“You did it!” we all screamed towards her, “no, WE did it.., IGCP did it” was the response from Salvatrice, IGCP’s Rwanda Program Enterprise Officer. After all the efforts, time spent, uncountable number of trips from Musanze to Kinigi, discussions with the contractors, meetings with local communities….and still, she was very humble. The day was finally here. And somehow it was her day – a day of reckoning – a day when an IGCP project becomes reality. The day the Kinigi Cultural Center was launched.
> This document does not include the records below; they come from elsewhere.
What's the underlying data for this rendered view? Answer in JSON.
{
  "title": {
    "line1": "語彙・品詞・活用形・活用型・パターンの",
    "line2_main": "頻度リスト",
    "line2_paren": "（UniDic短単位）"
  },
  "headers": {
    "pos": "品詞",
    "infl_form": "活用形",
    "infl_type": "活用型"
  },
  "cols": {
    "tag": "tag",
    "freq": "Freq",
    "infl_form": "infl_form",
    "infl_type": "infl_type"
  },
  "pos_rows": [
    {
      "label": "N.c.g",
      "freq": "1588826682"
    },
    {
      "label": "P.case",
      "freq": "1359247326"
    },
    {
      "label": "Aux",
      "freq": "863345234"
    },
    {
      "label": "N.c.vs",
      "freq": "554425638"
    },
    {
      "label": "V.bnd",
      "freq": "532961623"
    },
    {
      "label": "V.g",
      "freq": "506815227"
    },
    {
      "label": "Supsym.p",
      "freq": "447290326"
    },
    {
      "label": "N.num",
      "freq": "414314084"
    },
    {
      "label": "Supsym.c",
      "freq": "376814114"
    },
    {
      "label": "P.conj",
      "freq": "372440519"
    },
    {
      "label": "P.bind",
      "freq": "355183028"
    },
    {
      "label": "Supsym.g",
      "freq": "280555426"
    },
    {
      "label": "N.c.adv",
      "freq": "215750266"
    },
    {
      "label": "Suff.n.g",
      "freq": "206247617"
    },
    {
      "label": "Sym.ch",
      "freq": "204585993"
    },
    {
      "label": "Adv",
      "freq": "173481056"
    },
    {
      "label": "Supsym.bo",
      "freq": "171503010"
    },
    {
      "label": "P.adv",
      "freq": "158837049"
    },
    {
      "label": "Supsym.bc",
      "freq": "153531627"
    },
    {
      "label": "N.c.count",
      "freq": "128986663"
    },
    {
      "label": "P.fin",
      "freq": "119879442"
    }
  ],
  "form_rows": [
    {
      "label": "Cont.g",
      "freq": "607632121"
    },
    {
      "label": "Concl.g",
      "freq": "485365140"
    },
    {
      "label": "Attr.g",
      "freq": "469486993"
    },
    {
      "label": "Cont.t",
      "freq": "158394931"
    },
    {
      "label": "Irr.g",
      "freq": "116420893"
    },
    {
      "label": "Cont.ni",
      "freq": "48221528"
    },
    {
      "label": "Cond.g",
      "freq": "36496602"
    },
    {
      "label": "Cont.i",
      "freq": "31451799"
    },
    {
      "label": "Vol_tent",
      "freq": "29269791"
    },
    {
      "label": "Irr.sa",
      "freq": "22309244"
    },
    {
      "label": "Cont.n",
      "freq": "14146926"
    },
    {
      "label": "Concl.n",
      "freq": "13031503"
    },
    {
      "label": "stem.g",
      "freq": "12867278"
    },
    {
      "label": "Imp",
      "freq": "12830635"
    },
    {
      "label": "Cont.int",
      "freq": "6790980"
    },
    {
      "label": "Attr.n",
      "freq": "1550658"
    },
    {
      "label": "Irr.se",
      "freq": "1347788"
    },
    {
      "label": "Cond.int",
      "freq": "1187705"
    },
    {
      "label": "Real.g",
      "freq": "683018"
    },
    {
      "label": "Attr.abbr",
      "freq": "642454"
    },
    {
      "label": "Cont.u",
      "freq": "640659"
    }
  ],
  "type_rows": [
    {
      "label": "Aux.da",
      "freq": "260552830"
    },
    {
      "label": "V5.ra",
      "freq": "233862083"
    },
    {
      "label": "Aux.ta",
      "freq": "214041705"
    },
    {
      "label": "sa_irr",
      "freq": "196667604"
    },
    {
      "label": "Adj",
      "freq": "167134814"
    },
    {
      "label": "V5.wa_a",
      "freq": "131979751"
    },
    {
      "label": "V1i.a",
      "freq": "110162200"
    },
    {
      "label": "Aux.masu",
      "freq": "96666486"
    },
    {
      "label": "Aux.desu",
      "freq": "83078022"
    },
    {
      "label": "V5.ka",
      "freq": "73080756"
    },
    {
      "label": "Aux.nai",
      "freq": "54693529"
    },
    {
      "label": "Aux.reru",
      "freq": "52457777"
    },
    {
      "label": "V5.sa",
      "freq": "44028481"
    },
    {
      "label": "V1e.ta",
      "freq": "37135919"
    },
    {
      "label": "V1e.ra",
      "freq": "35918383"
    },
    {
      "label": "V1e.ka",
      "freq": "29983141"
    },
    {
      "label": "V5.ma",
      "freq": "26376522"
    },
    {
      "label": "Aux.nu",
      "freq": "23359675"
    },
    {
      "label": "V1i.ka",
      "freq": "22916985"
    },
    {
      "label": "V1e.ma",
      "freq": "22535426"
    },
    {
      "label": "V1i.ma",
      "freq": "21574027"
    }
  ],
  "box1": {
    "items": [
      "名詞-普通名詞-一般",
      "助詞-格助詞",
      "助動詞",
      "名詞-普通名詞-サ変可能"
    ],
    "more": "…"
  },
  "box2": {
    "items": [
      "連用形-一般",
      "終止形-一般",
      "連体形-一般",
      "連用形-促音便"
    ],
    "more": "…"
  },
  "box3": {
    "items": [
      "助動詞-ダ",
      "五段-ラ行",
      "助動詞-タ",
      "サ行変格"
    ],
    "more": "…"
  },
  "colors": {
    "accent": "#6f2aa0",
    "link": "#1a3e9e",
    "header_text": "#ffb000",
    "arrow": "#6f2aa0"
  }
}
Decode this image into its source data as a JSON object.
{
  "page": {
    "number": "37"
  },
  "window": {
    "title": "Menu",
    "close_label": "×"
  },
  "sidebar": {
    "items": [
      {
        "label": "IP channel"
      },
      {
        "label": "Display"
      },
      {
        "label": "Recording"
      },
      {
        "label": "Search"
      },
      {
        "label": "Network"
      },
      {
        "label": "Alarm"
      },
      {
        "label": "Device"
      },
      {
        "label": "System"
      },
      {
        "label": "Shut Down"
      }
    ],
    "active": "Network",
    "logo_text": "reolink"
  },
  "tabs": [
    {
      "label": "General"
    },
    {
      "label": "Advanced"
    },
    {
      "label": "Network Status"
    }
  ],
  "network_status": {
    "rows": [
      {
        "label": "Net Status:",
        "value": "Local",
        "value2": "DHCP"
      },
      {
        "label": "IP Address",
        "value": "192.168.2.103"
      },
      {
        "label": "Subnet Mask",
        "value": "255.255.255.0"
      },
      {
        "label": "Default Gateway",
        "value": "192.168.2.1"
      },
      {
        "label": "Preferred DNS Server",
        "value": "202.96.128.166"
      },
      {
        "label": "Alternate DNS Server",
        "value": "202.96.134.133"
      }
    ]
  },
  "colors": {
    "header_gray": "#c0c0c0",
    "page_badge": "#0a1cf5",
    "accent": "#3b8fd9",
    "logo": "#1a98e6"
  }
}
One of IGCP’s main pillars is to help local people develop interests in commercial enterprises, especially the rural communities who live in the areas bordering the national parks, and to find creative ways for them to reap viable economic benefits from the presence of wildlife. This is the community incentive context under which the local Sabyinyo Silverback Lodge was constructed. Similarly, the Kinigi Cultural Center and Community Walk have now been realized, and serve to diversify tourism revenues, and thus improve livelihoods, for the communities in the shadows of Rwanda’s Volcanoes National Park.
The Cultural Center is a fascinating step back into Rwanda’s not-too-distant past. Its attractions include a local king’s compound known as igikari. At the entrance to the huge round hut constructed from locally sourced materials is the place where the King would sit on a stool and hear his people’s grievances, with the queen to this left. In between the King and Queen stands a very important pole: if anyone accused of any wrongdoing was able to touch it after evading the soldiers posted at the door, he or she would be forgiven of their crime. Further inside the hut is the meeting place, or ikiramb, where the King would sit with his guests over a fire as they drank local brews.
Just beyond the ikirambi, is the mu mbere, a waiting room of sorts where selected girls would sit as they waited to go to the King’s bed, or uburiri.
The queen had her own hut a little further away from the king’s hut. The compound also included a hut for the king’s main servant in charge of drinks and the main maid in charge of food. One needed permission as well to enter these huts, and they are represented in the Cultural Center complex by a small hut behind that of the King. Expert SACOLA (Sabyinyo Community Livelihoods Association) guides recount the fascinating story of the King and his charges to all visitors.
Back to the launching day: it started pretty early for the IGCP team present in Kinigi. The community and our team were busy putting final touches on the event up until the last minute. Everything had to be perfect, as we were expecting dignitaries such as the Governor of Rwanda’s Northern Province, the Mayor of Musanze and the deputy CEO of the Rwandan Development Board, as well as IGCP leadership spearheaded by Director Eugene Rutagarama himself. Our gracious donors did not miss the bus either as they were also present.
Wow! Quite an event, and our team ensured that perfection was the order of the day: you might be surprised to hear that we even helped out with the cleaning beforehand and afterward.